'12 The fact that the state did not have a particular interest in women before the labour shortages and that women such as Aleksandra Artykhina complained about women's situation, does give the state an ambiguous attitude towards women and questions if they did take advantage of the women's situation. It were the labour shortages that started the drive for women to be included in the labour
Research Paper Historically and in today’s society, women have disadvantages as compared to their male counterparts while in the workplace. Traditionally in the Islamic cultures, women were not given equal rights to their male counterparts and not able to achieve the goals and careers that men did. Even after women gain rights, they still do not have the same rights as men. It has nothing to do with talent or intelligence, but only gender. In our society today, women are treated differently because of their gender, are not given raises that commensurate with their station and often make less compensation than men.
Marriage were often based on social and financial reasons, rather than love. In The Regency Era, women were not highly appreciated. Their thoughts and meanings were looked at as worthless. Women tried to stand up for themselves but the men did not listen to the women because they thought that the women were less worthy. Fanny Price, the main character in Mansfield Park, is an example of a woman who tried to stand up for herself.
de Beauvoir challenges the “true woman” narrative throughout the novel. One example of this is when she states, “Not every female human being is necessarily a woman” (3), she believes that not all females are the “perfect wife” or “perfect woman” that the media liked to portray. Women deserve the right to choose the lifestyle they want to live, not simply deal with the cards that have been dealt to them. Mme. de Beauvoir in particular did not want to be a housewife who was left to do the cooking and cleaning, and raising bratty children; she wanted to be educated and have a career.
Although the MDGs were created to raise awareness of the problem, a recent MDG Progress Report indicates that there still remains a huge gap to closing gender equality worldwide. Women are still treated like second-class citizens. The chances of finding a woman that is being oppressed or shut down are relatively high. This sudden gap of inequality can be induced in any way: forcing her to do something she doesn’t want to do, sexual violence, social or legal barriers, aborting an unwanted child or even get an equal salary. However some believe that women should not receive the privilege of gaining equality or
In addition, the women who have the opportunity to work fewer hours may hinder their chances of future promotional opportunities since the males in the organization have invested more time to building their career (Wirth, 2001). According to Slaughter (2012), the timing sequence of when to have children is especially important as having children is seen as a disturbance to one’s career. These ‘disturbances’ tend to indicate to bosses that they may leave again, therefore are provided with less
But this has not lead to a substantial progress for women. The real question here is why? Equality in education has not lead to equal treatment at workplace for both genders. There are various obstacles or barriers that a woman has to face while trying to make a place professionally because integrating professional and personal aspirations proved far more challenging than imagined which lead to less value of women.

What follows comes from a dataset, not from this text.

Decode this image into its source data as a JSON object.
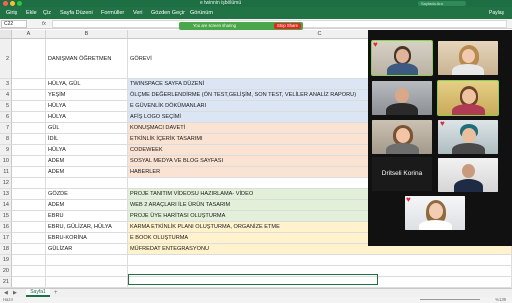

Carrier (1995) found that there was reluctance on the part of senior management to employ certain groups of women due to their current or possible future family commitments. Lane and Piercy (2003) also indicated that male and female societal predefined roles determine their roles in the work environment. Heilman (1997) claimed that it is a common view that men are more focused on getting the work done while women are focused on keeping people happy. Jamieson (1995) also referred to the femininity-competency bind which means that acting in a feminine manner is seen as being incompetent; while being competent is associated with masculine traits and thus being ‘un-feminine’. These double binds have resulted in women continuously self-monitoring themselves, and thus drain the energy that could be applied to more important work related issues (Oakley,
They were not able to enjoy the luxury that was staying home to look after their kids or husband. Another type of women who worked would be those that would work for a few years before they got married and had children. Thus, working was no foreign subject for women by 1940’s. However, working women was not a particularly popular topic as it was seen as inglorious and undignified. This was especially so during the period of the Great Depression, where many women were frowned upon if they worked as they were seen as stealing the already limited work available from men who were assumed as more capable than women (“A Change in Gender Roles: Women’s Impact during WWII in the Workforce and Military (Fall 2012)”, 2012).
Their family member’s don’t stand by their entrepreneurial growth. →Socio-cultural Disturbance: Women have to manage both home and business duties at a time. Such obligations may become a great barrier for some women in succeeding as an entrepreneur. →Competition from Male Entrepreneurs: Competition from male counterparts develops hurdles to women entrepreneurs in business management process. Women entrepreneurs have to face the constraints of competition form male entrepreneurs due to less organizational skills than